## Data for analysis
========

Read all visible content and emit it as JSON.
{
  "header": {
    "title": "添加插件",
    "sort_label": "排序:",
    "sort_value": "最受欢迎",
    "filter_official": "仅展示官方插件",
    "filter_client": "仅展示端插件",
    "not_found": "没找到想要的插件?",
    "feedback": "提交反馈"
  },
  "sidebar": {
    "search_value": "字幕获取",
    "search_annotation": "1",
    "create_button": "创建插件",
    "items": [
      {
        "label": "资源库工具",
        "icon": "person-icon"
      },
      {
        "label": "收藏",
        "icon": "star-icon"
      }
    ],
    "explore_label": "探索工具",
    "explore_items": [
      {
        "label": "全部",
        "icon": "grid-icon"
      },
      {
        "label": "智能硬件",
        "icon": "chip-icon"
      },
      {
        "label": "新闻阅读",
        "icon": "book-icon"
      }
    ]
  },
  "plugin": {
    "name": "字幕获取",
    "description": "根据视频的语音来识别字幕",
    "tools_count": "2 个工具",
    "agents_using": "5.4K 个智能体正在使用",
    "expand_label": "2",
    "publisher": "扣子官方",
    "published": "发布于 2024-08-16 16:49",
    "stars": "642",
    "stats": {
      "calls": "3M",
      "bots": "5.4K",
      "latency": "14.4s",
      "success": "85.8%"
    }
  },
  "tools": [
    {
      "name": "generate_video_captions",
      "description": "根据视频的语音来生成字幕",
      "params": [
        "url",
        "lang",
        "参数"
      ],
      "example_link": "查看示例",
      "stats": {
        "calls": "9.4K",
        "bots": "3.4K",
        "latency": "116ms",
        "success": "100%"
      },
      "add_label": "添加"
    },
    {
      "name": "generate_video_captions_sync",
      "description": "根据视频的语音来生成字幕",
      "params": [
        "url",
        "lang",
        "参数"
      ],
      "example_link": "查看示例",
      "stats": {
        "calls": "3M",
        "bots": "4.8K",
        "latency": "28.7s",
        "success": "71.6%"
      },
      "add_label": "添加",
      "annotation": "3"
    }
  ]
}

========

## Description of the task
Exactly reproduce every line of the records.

## Task result
Read all visible content and emit it as JSON.
{
  "header": {
    "title": "添加插件",
    "sort_label": "排序:",
    "sort_value": "最受欢迎",
    "filter_official": "仅展示官方插件",
    "filter_client": "仅展示端插件",
    "not_found": "没找到想要的插件?",
    "feedback": "提交反馈"
  },
  "sidebar": {
    "search_value": "字幕获取",
    "search_annotation": "1",
    "create_button": "创建插件",
    "items": [
      {
        "label": "资源库工具",
        "icon": "person-icon"
      },
      {
        "label": "收藏",
        "icon": "star-icon"
      }
    ],
    "explore_label": "探索工具",
    "explore_items": [
      {
        "label": "全部",
        "icon": "grid-icon"
      },
      {
        "label": "智能硬件",
        "icon": "chip-icon"
      },
      {
        "label": "新闻阅读",
        "icon": "book-icon"
      }
    ]
  },
  "plugin": {
    "name": "字幕获取",
    "description": "根据视频的语音来识别字幕",
    "tools_count": "2 个工具",
    "agents_using": "5.4K 个智能体正在使用",
    "expand_label": "2",
    "publisher": "扣子官方",
    "published": "发布于 2024-08-16 16:49",
    "stars": "642",
    "stats": {
      "calls": "3M",
      "bots": "5.4K",
      "latency": "14.4s",
      "success": "85.8%"
    }
  },
  "tools": [
    {
      "name": "generate_video_captions",
      "description": "根据视频的语音来生成字幕",
      "params": [
        "url",
        "lang",
        "参数"
      ],
      "example_link": "查看示例",
      "stats": {
        "calls": "9.4K",
        "bots": "3.4K",
        "latency": "116ms",
        "success": "100%"
      },
      "add_label": "添加"
    },
    {
      "name": "generate_video_captions_sync",
      "description": "根据视频的语音来生成字幕",
      "params": [
        "url",
        "lang",
        "参数"
      ],
      "example_link": "查看示例",
      "stats": {
        "calls": "3M",
        "bots": "4.8K",
        "latency": "28.7s",
        "success": "71.6%"
      },
      "add_label": "添加",
      "annotation": "3"
    }
  ]
}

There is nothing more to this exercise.